::: INPUT DATA :::

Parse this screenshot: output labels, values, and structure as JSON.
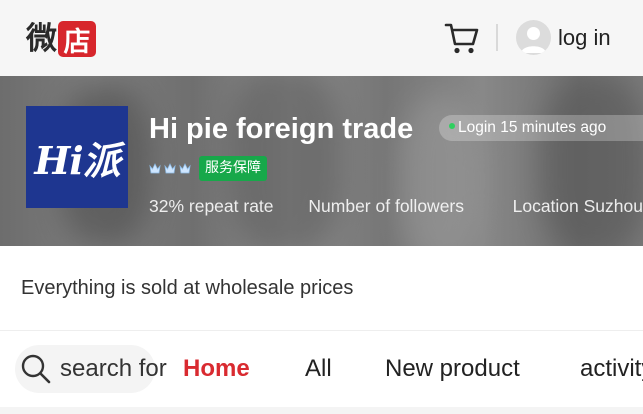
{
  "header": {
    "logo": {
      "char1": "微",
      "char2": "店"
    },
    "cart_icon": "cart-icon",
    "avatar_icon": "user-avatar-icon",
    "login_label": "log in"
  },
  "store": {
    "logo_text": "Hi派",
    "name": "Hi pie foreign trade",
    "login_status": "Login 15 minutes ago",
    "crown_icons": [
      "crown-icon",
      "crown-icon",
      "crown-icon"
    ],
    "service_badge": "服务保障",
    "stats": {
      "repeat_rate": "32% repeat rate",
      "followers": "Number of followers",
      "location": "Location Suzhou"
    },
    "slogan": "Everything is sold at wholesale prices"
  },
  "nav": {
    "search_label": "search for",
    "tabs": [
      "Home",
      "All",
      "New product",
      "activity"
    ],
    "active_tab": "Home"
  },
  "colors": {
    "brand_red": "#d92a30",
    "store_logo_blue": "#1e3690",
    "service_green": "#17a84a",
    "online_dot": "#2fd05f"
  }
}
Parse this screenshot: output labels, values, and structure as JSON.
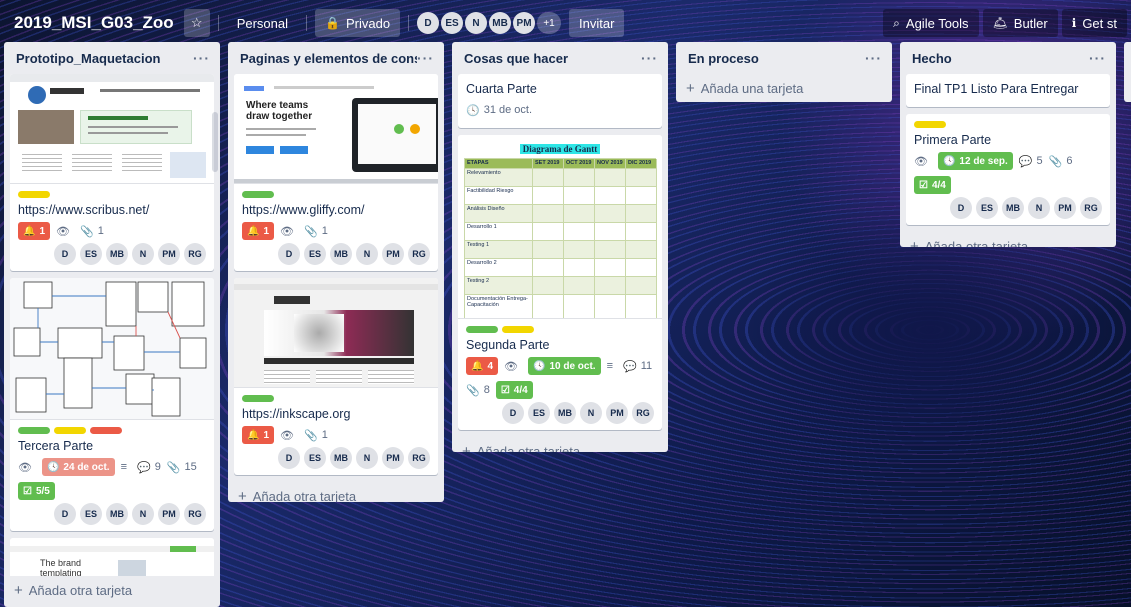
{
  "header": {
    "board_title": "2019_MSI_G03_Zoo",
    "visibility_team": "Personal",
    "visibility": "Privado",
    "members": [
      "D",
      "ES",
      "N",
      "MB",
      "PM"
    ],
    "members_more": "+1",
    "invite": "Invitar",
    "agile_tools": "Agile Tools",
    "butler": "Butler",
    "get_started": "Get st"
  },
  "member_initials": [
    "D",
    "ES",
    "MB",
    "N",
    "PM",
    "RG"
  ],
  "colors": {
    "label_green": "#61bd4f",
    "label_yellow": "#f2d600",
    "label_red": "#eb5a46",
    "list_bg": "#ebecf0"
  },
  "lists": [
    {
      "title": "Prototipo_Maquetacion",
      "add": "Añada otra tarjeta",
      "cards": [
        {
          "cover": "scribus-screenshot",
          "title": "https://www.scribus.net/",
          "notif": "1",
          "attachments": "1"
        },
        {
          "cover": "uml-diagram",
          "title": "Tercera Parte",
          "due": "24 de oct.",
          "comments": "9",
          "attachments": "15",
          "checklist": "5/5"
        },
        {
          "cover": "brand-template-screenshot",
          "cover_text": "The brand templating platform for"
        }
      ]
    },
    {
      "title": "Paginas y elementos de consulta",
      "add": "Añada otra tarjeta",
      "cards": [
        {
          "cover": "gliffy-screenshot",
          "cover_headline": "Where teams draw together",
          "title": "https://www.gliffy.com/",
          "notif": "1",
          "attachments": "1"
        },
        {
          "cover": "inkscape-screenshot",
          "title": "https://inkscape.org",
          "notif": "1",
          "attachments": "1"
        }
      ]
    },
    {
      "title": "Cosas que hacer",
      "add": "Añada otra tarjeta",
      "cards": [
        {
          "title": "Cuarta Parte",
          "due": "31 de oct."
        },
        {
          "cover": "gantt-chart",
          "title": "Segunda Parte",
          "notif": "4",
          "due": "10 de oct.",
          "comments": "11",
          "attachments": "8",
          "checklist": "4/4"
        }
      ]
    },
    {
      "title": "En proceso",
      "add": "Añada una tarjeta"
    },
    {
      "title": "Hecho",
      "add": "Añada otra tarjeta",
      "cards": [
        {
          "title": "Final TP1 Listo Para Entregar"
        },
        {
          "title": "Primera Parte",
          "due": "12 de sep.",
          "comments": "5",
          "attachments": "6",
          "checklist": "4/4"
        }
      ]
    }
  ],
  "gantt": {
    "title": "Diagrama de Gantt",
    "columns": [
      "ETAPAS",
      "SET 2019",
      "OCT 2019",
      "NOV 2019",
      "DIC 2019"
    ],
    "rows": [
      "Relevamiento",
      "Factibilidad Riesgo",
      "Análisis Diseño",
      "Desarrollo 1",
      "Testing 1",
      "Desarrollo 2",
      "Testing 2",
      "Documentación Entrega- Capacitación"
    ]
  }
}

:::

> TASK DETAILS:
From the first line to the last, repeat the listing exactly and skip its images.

> WRITTEN SOLUTION:
Parse this screenshot: output labels, values, and structure as JSON.
{
  "header": {
    "logo": {
      "char1": "微",
      "char2": "店"
    },
    "cart_icon": "cart-icon",
    "avatar_icon": "user-avatar-icon",
    "login_label": "log in"
  },
  "store": {
    "logo_text": "Hi派",
    "name": "Hi pie foreign trade",
    "login_status": "Login 15 minutes ago",
    "crown_icons": [
      "crown-icon",
      "crown-icon",
      "crown-icon"
    ],
    "service_badge": "服务保障",
    "stats": {
      "repeat_rate": "32% repeat rate",
      "followers": "Number of followers",
      "location": "Location Suzhou"
    },
    "slogan": "Everything is sold at wholesale prices"
  },
  "nav": {
    "search_label": "search for",
    "tabs": [
      "Home",
      "All",
      "New product",
      "activity"
    ],
    "active_tab": "Home"
  },
  "colors": {
    "brand_red": "#d92a30",
    "store_logo_blue": "#1e3690",
    "service_green": "#17a84a",
    "online_dot": "#2fd05f"
  }
}
Parse this screenshot: output labels, values, and structure as JSON.
{
  "header": {
    "board_title": "2019_MSI_G03_Zoo",
    "visibility_team": "Personal",
    "visibility": "Privado",
    "members": [
      "D",
      "ES",
      "N",
      "MB",
      "PM"
    ],
    "members_more": "+1",
    "invite": "Invitar",
    "agile_tools": "Agile Tools",
    "butler": "Butler",
    "get_started": "Get st"
  },
  "member_initials": [
    "D",
    "ES",
    "MB",
    "N",
    "PM",
    "RG"
  ],
  "colors": {
    "label_green": "#61bd4f",
    "label_yellow": "#f2d600",
    "label_red": "#eb5a46",
    "list_bg": "#ebecf0"
  },
  "lists": [
    {
      "title": "Prototipo_Maquetacion",
      "add": "Añada otra tarjeta",
      "cards": [
        {
          "cover": "scribus-screenshot",
          "title": "https://www.scribus.net/",
          "notif": "1",
          "attachments": "1"
        },
        {
          "cover": "uml-diagram",
          "title": "Tercera Parte",
          "due": "24 de oct.",
          "comments": "9",
          "attachments": "15",
          "checklist": "5/5"
        },
        {
          "cover": "brand-template-screenshot",
          "cover_text": "The brand templating platform for"
        }
      ]
    },
    {
      "title": "Paginas y elementos de consulta",
      "add": "Añada otra tarjeta",
      "cards": [
        {
          "cover": "gliffy-screenshot",
          "cover_headline": "Where teams draw together",
          "title": "https://www.gliffy.com/",
          "notif": "1",
          "attachments": "1"
        },
        {
          "cover": "inkscape-screenshot",
          "title": "https://inkscape.org",
          "notif": "1",
          "attachments": "1"
        }
      ]
    },
    {
      "title": "Cosas que hacer",
      "add": "Añada otra tarjeta",
      "cards": [
        {
          "title": "Cuarta Parte",
          "due": "31 de oct."
        },
        {
          "cover": "gantt-chart",
          "title": "Segunda Parte",
          "notif": "4",
          "due": "10 de oct.",
          "comments": "11",
          "attachments": "8",
          "checklist": "4/4"
        }
      ]
    },
    {
      "title": "En proceso",
      "add": "Añada una tarjeta"
    },
    {
      "title": "Hecho",
      "add": "Añada otra tarjeta",
      "cards": [
        {
          "title": "Final TP1 Listo Para Entregar"
        },
        {
          "title": "Primera Parte",
          "due": "12 de sep.",
          "comments": "5",
          "attachments": "6",
          "checklist": "4/4"
        }
      ]
    }
  ],
  "gantt": {
    "title": "Diagrama de Gantt",
    "columns": [
      "ETAPAS",
      "SET 2019",
      "OCT 2019",
      "NOV 2019",
      "DIC 2019"
    ],
    "rows": [
      "Relevamiento",
      "Factibilidad Riesgo",
      "Análisis Diseño",
      "Desarrollo 1",
      "Testing 1",
      "Desarrollo 2",
      "Testing 2",
      "Documentación Entrega- Capacitación"
    ]
  }
}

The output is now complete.